_Instructions for the task_
In the entries below, every line with the string "JSON" is to be reported.

----------------

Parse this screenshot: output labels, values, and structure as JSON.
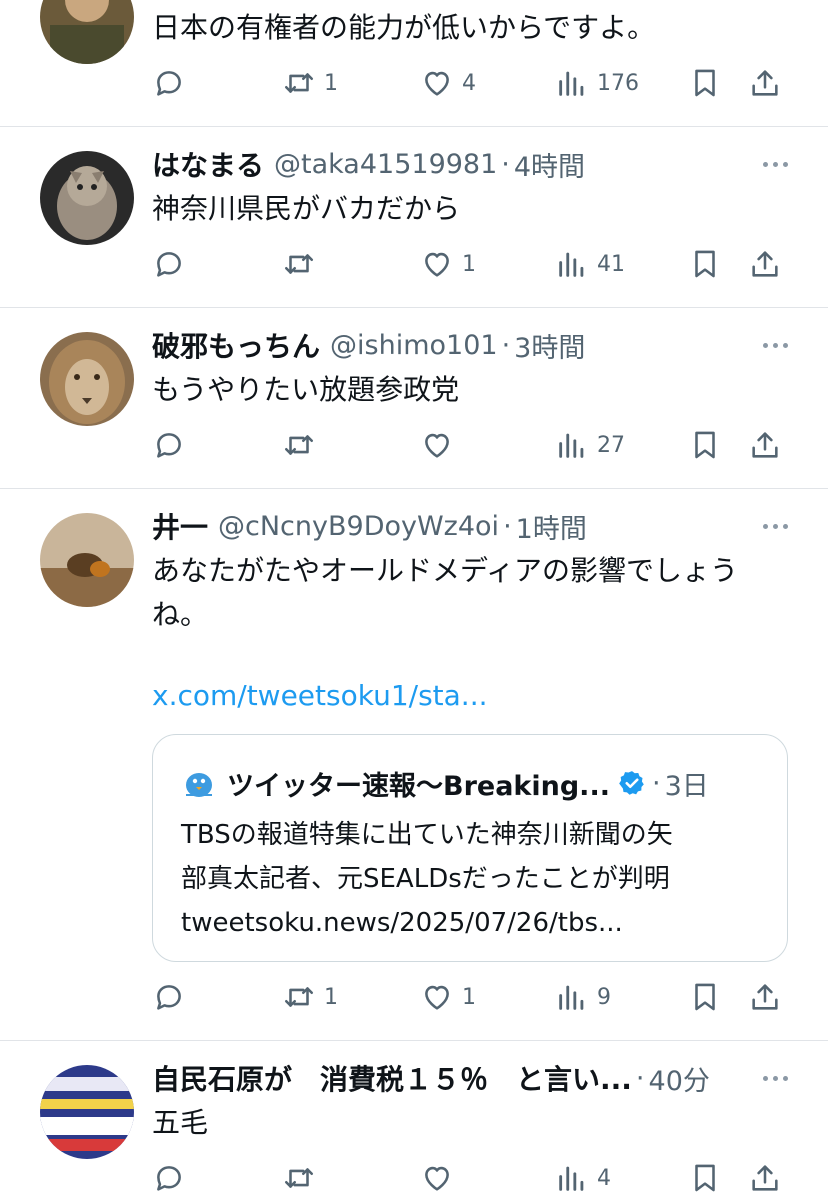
{
  "tweets": [
    {
      "name": "",
      "handle": "",
      "time": "",
      "text": "日本の有権者の能力が低いからですよ。",
      "reply": "",
      "retweets": "1",
      "likes": "4",
      "views": "176"
    },
    {
      "name": "はなまる",
      "handle": "@taka41519981",
      "time": "4時間",
      "text": "神奈川県民がバカだから",
      "reply": "",
      "retweets": "",
      "likes": "1",
      "views": "41"
    },
    {
      "name": "破邪もっちん",
      "handle": "@ishimo101",
      "time": "3時間",
      "text": "もうやりたい放題参政党",
      "reply": "",
      "retweets": "",
      "likes": "",
      "views": "27"
    },
    {
      "name": "井一",
      "handle": "@cNcnyB9DoyWz4oi",
      "time": "1時間",
      "text_line1": "あなたがたやオールドメディアの影響でしょう",
      "text_line2": "ね。",
      "link": "x.com/tweetsoku1/sta...",
      "quote": {
        "name": "ツイッター速報〜Breaking...",
        "time": "3日",
        "line1": "TBSの報道特集に出ていた神奈川新聞の矢",
        "line2": "部真太記者、元SEALDsだったことが判明",
        "line3": "tweetsoku.news/2025/07/26/tbs..."
      },
      "reply": "",
      "retweets": "1",
      "likes": "1",
      "views": "9"
    },
    {
      "name": "自民石原が　消費税１５％　と言い...",
      "handle": "",
      "time": "40分",
      "text": "五毛",
      "reply": "",
      "retweets": "",
      "likes": "",
      "views": "4"
    }
  ],
  "icons": {
    "reply": "reply-icon",
    "retweet": "retweet-icon",
    "like": "heart-icon",
    "views": "views-icon",
    "bookmark": "bookmark-icon",
    "share": "share-icon",
    "more": "more-icon",
    "verified": "verified-badge-icon"
  },
  "colors": {
    "text": "#0f1419",
    "muted": "#536471",
    "link": "#1d9bf0",
    "icon": "#536471",
    "verified": "#1d9bf0"
  }
}
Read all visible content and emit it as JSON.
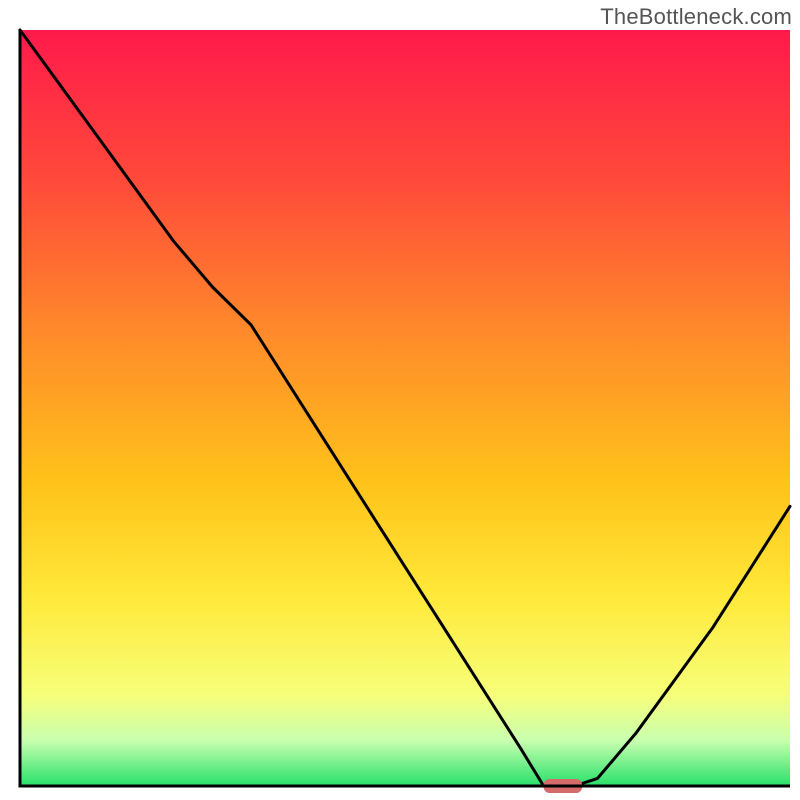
{
  "watermark": "TheBottleneck.com",
  "chart_data": {
    "type": "line",
    "title": "",
    "xlabel": "",
    "ylabel": "",
    "xlim": [
      0,
      100
    ],
    "ylim": [
      0,
      100
    ],
    "x": [
      0,
      5,
      10,
      15,
      20,
      25,
      30,
      35,
      40,
      45,
      50,
      55,
      60,
      65,
      68,
      72,
      75,
      80,
      85,
      90,
      95,
      100
    ],
    "values": [
      100,
      93,
      86,
      79,
      72,
      66,
      61,
      53,
      45,
      37,
      29,
      21,
      13,
      5,
      0,
      0,
      1,
      7,
      14,
      21,
      29,
      37
    ],
    "minimum_band": {
      "x_start": 68,
      "x_end": 73,
      "y": 0
    },
    "background": {
      "type": "vertical-gradient",
      "stops": [
        {
          "offset": 0.0,
          "color": "#ff1a4b"
        },
        {
          "offset": 0.2,
          "color": "#ff4a3a"
        },
        {
          "offset": 0.4,
          "color": "#ff8a2a"
        },
        {
          "offset": 0.6,
          "color": "#ffc31a"
        },
        {
          "offset": 0.75,
          "color": "#ffe93a"
        },
        {
          "offset": 0.88,
          "color": "#f6ff7a"
        },
        {
          "offset": 0.94,
          "color": "#c9ffb0"
        },
        {
          "offset": 1.0,
          "color": "#27e06a"
        }
      ]
    },
    "axes": {
      "stroke": "#000000",
      "stroke_width": 3
    },
    "marker": {
      "fill": "#d46a6a",
      "rx": 6
    }
  }
}
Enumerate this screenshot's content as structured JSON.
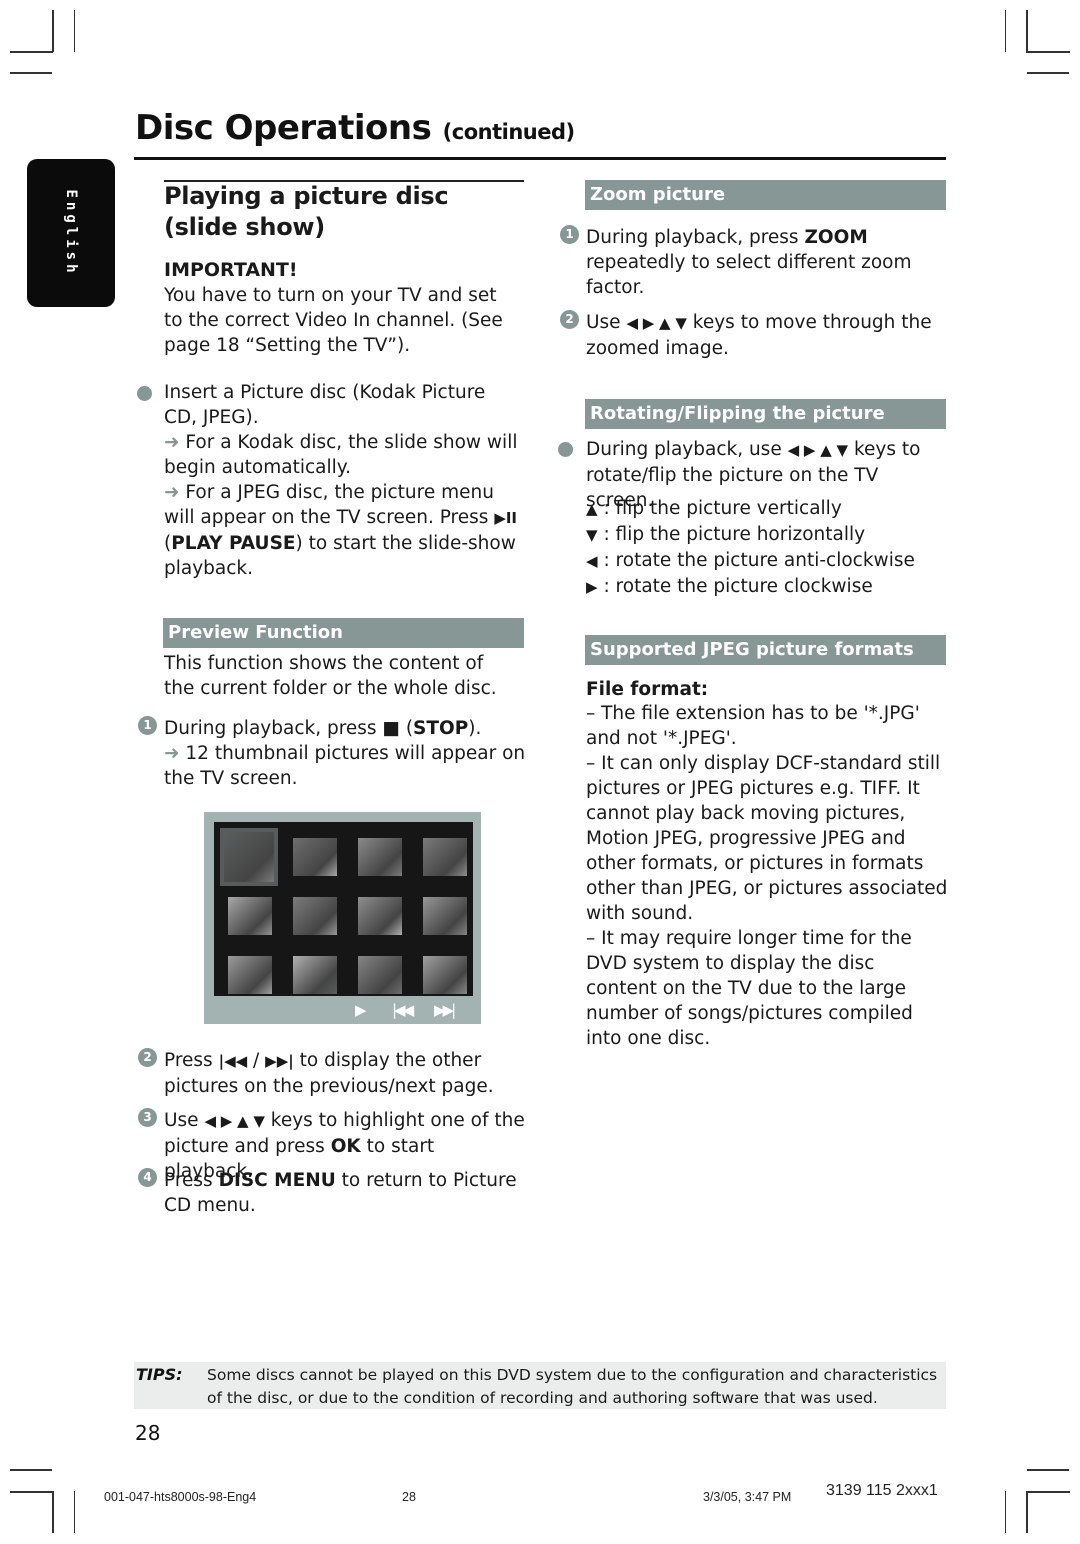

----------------

_Solution for this exercise_
Parse this screenshot: output labels, values, and structure as JSON.
Read all visible content and emit it as JSON.
Enumerate this screenshot's content as structured JSON.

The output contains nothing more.